Abortion and the Constitution
By Gary Peterson, PCP
Given that the hearings for Brett Kavanaugh for the next Justice of the Supreme Court are going on, I feel compelled to express my views on abortion.
When our founding fathers wrote the Constitution of the United States (created September 17th, 1787 and ratified June 21st, 1788–including the Bill of Rights, the first 10 amendments), abortion had been around for millennia. The debate around it being legal or not legal was and had been a philosophical and religious one. The first law criminalizing abortion was in the Malicious Shooting or Stabbing Act of 1893 (over 100 years after the Constitution was ratified), proposed by the Lord Chief Justice of England and Wales.
Thomas Jefferson wrote about the 1st amendment, “I contemplate with sovereign reverence that act of the whole American people which declared that their legislature should ‘make no law respecting an establishment of religion, or free exercise thereof,’ thus building a wall of separation between Church & State.”
Even using Justice Scalia’s thinking of what was the intent of the founders, it’s clear that they wanted to leave the abortion issue as a philosophical and religious one, especially given the First Amendment.
The First Amendment “prohibits the making of any law respecting an establishment of religion, impeding the free exercise of religion.”
Therefore, I see no clear path to overturning Roe vs. Wade, and if the Supreme Court does, I predict that cases challenging this will be brought to the Supreme Court regularly. The debate around abortion being legal or not legal is clearly a philosophical and religious one and should be left to one’s personal beliefs.

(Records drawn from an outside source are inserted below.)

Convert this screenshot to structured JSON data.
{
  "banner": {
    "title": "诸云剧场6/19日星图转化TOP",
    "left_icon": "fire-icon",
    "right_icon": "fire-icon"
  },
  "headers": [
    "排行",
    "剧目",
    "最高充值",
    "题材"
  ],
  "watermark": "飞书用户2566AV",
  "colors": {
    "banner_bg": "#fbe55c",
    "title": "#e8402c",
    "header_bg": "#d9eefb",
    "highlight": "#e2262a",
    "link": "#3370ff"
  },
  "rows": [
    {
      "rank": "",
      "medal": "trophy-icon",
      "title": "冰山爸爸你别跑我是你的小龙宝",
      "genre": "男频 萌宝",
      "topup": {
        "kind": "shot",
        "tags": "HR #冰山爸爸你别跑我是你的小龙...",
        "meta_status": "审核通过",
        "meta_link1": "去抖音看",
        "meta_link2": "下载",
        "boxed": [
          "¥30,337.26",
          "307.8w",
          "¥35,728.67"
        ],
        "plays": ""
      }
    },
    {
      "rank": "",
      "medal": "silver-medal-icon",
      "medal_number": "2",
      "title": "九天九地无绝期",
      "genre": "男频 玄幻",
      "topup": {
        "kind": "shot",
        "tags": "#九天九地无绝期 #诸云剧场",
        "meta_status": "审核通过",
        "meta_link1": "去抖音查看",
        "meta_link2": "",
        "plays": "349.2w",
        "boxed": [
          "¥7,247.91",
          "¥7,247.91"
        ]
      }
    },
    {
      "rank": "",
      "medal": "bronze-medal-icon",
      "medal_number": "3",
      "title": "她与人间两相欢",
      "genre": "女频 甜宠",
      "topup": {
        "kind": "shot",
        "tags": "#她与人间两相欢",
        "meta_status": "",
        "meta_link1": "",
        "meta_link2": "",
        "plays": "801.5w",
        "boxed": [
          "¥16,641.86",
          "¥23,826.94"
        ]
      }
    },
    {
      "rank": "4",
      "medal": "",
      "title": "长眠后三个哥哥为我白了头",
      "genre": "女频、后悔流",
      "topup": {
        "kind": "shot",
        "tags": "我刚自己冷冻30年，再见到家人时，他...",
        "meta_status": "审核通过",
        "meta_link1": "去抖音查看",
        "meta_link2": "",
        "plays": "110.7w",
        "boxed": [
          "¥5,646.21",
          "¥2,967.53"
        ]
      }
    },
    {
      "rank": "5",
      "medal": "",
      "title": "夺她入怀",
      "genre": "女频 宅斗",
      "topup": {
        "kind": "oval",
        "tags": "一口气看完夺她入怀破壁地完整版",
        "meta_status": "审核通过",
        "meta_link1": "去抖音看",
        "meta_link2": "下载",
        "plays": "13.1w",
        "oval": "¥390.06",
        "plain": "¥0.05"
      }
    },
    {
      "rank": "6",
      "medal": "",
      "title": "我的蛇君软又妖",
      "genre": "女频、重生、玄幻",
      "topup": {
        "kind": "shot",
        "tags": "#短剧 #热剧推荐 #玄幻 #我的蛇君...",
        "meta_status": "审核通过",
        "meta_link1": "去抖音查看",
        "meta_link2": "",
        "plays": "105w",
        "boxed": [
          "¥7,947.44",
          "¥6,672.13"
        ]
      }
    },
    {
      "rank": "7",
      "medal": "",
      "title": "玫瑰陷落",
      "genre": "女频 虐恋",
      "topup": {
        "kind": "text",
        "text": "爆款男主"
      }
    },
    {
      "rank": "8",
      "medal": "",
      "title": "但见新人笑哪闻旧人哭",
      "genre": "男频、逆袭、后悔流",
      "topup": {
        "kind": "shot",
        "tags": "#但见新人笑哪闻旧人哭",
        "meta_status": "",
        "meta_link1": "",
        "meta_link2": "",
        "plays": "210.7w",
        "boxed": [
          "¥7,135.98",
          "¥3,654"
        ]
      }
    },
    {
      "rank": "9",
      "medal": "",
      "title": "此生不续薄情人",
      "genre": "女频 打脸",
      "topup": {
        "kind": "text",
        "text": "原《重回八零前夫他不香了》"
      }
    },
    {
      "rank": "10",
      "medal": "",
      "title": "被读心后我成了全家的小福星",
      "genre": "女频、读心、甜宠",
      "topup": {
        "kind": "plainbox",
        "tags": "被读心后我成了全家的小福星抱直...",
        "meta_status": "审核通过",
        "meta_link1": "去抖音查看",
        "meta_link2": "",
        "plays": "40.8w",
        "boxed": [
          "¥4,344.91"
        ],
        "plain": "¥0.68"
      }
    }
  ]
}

A law criminalizing abortion is a “law respecting an establishment of religion” (from the First Amendment), thus illegal.